═══ Records to process ═══

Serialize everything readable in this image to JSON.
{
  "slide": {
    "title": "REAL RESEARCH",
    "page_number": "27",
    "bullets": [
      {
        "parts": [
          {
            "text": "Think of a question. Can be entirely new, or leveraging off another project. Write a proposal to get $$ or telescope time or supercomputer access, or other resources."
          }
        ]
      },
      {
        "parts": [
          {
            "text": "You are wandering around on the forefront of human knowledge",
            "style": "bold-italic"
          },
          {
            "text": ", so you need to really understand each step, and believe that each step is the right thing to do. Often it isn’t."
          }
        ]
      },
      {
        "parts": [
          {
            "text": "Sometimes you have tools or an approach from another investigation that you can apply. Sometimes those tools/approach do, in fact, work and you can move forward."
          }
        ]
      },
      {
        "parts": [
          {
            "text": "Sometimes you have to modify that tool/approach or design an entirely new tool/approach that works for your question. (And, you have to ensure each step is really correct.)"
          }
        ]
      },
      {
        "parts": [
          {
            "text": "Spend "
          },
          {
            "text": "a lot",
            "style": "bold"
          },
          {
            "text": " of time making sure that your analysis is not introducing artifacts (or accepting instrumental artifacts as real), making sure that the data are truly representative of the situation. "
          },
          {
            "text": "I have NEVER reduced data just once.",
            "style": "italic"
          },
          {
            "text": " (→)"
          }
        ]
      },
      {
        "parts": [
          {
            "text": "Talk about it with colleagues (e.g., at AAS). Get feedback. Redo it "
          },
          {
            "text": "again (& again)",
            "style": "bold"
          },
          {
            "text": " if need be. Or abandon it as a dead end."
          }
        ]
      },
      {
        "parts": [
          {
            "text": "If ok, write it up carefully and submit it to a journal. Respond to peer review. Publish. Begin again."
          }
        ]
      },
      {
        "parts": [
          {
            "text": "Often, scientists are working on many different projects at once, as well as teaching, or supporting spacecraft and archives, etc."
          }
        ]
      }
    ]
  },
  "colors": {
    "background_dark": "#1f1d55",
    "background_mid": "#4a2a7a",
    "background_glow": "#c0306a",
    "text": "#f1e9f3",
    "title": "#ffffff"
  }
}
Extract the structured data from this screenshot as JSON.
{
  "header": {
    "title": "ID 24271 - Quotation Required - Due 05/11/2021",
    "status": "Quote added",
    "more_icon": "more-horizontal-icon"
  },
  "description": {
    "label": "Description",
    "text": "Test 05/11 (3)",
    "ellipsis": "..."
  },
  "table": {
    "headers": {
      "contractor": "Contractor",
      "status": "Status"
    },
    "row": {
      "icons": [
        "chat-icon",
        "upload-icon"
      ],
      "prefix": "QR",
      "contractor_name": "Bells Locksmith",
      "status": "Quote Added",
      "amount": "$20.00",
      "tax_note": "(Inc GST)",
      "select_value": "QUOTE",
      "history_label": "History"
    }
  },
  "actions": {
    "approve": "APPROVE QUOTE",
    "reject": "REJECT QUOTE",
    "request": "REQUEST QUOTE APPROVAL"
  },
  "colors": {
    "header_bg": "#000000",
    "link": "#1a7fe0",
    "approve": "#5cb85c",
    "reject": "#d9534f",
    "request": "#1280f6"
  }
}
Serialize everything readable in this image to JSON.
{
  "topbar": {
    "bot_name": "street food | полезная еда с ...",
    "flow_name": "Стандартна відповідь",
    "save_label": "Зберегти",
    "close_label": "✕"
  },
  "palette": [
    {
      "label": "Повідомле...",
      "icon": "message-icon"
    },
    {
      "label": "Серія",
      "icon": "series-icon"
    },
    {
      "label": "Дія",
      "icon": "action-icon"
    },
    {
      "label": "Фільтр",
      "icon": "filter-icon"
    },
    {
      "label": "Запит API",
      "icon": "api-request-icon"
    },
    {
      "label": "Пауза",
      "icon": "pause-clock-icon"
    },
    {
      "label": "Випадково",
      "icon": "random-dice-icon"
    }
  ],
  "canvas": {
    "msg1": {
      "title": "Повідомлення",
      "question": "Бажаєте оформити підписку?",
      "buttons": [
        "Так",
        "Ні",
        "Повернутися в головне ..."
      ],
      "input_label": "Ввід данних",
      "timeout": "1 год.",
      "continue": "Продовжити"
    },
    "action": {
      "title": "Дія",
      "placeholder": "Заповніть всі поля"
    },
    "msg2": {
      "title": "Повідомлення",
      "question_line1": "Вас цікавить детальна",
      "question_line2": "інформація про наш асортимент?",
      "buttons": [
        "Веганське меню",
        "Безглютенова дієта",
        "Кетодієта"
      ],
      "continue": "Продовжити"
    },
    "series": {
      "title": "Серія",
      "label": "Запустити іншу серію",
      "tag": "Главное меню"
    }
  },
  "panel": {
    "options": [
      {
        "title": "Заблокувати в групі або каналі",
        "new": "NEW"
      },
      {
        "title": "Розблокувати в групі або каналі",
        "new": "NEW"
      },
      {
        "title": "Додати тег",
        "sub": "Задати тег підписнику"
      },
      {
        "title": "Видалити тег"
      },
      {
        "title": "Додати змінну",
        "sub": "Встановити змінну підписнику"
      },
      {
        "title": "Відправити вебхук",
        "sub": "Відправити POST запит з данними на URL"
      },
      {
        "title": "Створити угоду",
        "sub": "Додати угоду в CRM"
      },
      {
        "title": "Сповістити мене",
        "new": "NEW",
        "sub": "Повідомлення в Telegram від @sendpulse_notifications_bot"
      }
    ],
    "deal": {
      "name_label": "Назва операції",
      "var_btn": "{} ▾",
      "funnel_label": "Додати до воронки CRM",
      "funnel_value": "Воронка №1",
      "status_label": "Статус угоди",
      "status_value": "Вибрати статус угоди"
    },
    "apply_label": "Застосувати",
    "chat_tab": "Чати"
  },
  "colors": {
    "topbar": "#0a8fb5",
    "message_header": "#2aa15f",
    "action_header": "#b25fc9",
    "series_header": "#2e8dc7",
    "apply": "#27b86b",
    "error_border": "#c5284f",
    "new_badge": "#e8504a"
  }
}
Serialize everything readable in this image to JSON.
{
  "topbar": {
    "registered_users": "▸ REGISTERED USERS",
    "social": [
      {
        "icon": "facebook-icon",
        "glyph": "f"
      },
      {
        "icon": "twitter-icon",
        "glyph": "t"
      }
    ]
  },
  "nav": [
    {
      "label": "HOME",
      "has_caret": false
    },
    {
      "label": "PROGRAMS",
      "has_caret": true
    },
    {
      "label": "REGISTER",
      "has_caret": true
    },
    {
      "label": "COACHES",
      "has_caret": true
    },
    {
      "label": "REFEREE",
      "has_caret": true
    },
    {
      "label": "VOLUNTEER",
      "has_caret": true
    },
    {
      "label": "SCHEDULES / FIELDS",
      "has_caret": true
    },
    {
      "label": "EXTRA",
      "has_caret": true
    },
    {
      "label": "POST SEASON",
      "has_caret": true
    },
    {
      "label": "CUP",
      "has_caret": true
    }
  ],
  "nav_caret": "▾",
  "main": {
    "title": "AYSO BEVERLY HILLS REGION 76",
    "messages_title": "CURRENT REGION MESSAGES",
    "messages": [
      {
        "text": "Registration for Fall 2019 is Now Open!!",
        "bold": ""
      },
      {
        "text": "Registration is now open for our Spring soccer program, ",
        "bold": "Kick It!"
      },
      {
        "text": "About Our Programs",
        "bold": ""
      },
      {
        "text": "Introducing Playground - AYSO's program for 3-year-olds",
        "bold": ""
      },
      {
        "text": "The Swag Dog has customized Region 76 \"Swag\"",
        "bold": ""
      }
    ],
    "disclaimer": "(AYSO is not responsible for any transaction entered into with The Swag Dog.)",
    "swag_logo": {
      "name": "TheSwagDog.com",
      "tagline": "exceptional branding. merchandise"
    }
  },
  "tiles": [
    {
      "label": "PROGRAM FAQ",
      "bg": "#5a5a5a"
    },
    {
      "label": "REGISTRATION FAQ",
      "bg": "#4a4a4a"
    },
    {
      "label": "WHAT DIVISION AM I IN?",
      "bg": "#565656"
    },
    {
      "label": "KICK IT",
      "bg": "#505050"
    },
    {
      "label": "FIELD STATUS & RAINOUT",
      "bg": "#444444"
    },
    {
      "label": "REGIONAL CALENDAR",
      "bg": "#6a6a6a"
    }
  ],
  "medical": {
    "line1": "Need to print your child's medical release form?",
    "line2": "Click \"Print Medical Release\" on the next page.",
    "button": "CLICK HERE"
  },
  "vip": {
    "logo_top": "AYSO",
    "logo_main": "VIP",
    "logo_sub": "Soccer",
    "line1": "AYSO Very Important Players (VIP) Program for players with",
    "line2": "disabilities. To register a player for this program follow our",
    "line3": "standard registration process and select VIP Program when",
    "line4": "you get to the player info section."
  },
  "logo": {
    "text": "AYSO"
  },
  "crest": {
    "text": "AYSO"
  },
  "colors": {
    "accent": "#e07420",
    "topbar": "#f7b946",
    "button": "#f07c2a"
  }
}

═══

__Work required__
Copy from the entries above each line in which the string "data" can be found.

__Finished task__
            "text": " of time making sure that your analysis is not introducing artifacts (or accepting instrumental artifacts as real), making sure that the data are truly representative of the situation. "
            "text": "I have NEVER reduced data just once.",
Extract the structured data from this screenshot as JSON.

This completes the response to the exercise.